This report shows that export credit guarantees are at the root of most developing country debt. Eurodad assessed the debts owed by developing countries to four European countries and found that almost 80 percent of poor countries’ debts to other governments came from export credits, not development loans.
While export credit guarantees boost the coffers of richer countries’ Export Credit Agencies, they often weigh on developing country treasuries who must repay the debts. Borrowing for productive investments that promote sustainable and equitable development can be an important strategy for developing countries; however, copious anecdotal evidence provided by case studies reveals that all too often financial transactions guaranteed by ECAs have had damaging impacts on development, the environment and/or contributed to severe human rights violations. Requiring that taxpayers in poor countries repay loans, with seriously contested legitimacy, not only diverts much needed resources away from investing in social services and productive development projects, but it also places these debt repayments in a legally and morally grey zone.
Creative accounting: How donors divert development aid to boost their exports to poor countries,
ECAs also use up precious aid, as the latter is used to subsidise exports of rich country companies. When creditor governments decide to cancel developing country debts, they use aid budgets to pay back any outstanding debts of the country to their national ECA. In practice, this means that aid money from development ministries is transferred to trade and finance ministries and agencies of the creditor country instead of being channelled as new and fresh resources for poverty eradication in developing countries.
Eurodad research shows that 85 percent of the debts cancelled from 2005 to 2009 were debts resulting from export credit guarantees. As a result, massive amounts of aid resources were transferred from aid budgets to the coffers of Export Credit Agencies, draining much-needed resources for poverty eradication.
As export credit guarantees increase after the crisis, so does developing country debt
Over the last decade, export credit guarantees for buyers in developing countries were relatively stable. However, in 2008 guarantees for exports to these countries almost tripled compared to pre-crisis levels.
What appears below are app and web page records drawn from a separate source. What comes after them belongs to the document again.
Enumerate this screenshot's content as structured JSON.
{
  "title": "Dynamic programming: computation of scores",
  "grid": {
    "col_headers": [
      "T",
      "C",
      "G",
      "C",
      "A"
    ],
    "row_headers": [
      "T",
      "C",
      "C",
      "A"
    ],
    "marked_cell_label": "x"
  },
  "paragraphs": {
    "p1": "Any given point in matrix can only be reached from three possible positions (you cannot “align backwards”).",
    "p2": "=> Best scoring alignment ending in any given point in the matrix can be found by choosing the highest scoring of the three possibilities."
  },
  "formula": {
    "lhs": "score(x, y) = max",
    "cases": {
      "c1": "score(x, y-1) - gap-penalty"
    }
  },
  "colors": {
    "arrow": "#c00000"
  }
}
It is too early to know how the sudden jump in export credit guarantees for exports to developing countries will impact on sovereign debt levels. Nevertheless, the global crisis has taught us that it is never too early for crisis prevention; mitigation is less harmful and more efficient than crisis adaption and reparation. An overly cautious approach to export credit guarantees now could probably save problems in the future.